Scotland: Alcohol Sales at Lowest Level in 25 years

Alcohol sales in Scotland have fallen to their lowest level in 25 years after the introduction of minimum unit pricing for alcohol, according to new government data.

In 2018, Scotland was finally able to introduce minimum pricing for all alcoholic drinks, after overcoming numerous of lawsuits of the alcohol industry.

Scotland: Big Alcohol Again Appeals Against MUP

Minimum unit pricing (MUP) means that in Scotland, supermarkets and other off-licence alcohol outlets are banned from selling cheap or discounted spirits, wine, beers and cider. Only online sales from suppliers outside Scotland are not affected.

Minimum pricing has meant the average cost per unit is higher in Scotland, at 59p compared to 55p in England and Wales.

Decreasing alcohol sales, still high rate of alcohol consumption

Alcohol sales are decreasing in Scotland, after the introduction of MUP. This is significant because alcohol sales increased in England and Wales in the same period, highlighting the effectiveness of the new alcohol floor price policy in Scotland.

However, the new data from NHS Scotland’s monitoring and evaluating Scotland’s alcohol strategy (Mesas) project does not only contain good news. It also shows that alcohol consumption is still at a high level. Scots still buy 9% more alcohol per capita than people in England and Wales. But this gap is closing.

People in Scotland still consumed an average of 9.9 litres of pure alcohol on 2018, according to the new MESAS report. Nevertheless, alcohol consumption is decreasing

Scotland’s health secretary, Jeane Freeman, welcomed the figures, which also revealed a 3% reduction in alcohol use last year. These findings are a promising start in tackling Scotland’s difficult relationship with alcohol, the minister said, according to The Guardian.

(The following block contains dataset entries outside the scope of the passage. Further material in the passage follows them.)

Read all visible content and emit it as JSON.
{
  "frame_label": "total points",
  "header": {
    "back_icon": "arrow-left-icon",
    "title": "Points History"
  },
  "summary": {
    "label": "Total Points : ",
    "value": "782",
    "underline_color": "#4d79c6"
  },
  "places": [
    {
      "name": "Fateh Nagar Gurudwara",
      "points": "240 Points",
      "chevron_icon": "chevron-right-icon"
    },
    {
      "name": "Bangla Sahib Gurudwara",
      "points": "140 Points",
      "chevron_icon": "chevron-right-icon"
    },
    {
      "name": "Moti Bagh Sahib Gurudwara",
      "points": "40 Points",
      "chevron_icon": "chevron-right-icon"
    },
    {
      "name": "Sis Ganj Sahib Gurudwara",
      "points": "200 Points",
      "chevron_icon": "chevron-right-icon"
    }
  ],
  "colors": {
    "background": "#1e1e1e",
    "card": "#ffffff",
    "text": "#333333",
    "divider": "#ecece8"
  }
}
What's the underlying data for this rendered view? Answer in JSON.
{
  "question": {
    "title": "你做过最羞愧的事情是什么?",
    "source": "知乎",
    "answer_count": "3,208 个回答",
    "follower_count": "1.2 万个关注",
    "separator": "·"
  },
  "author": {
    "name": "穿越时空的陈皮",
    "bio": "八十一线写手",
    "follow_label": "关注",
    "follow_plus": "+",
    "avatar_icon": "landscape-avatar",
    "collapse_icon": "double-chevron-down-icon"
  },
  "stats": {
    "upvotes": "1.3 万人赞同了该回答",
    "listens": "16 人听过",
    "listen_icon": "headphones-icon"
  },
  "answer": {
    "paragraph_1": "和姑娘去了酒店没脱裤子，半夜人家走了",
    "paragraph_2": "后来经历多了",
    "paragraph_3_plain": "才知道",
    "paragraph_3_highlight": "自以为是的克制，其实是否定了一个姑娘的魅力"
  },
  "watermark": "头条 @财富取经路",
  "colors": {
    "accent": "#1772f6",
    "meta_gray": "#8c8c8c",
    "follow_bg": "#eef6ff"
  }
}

There are, on average, 22 alcohol-specific deaths every week in Scotland, and 683 hospital admissions, and behind every one of these statistics is a person, a family, and a community badly affected by alcohol harm,” Freeman said, as per The Guardian.

For further reading:

MESAS monitoring report 2019
Research report

First published on 19 June 2019

Source Website: The Guardian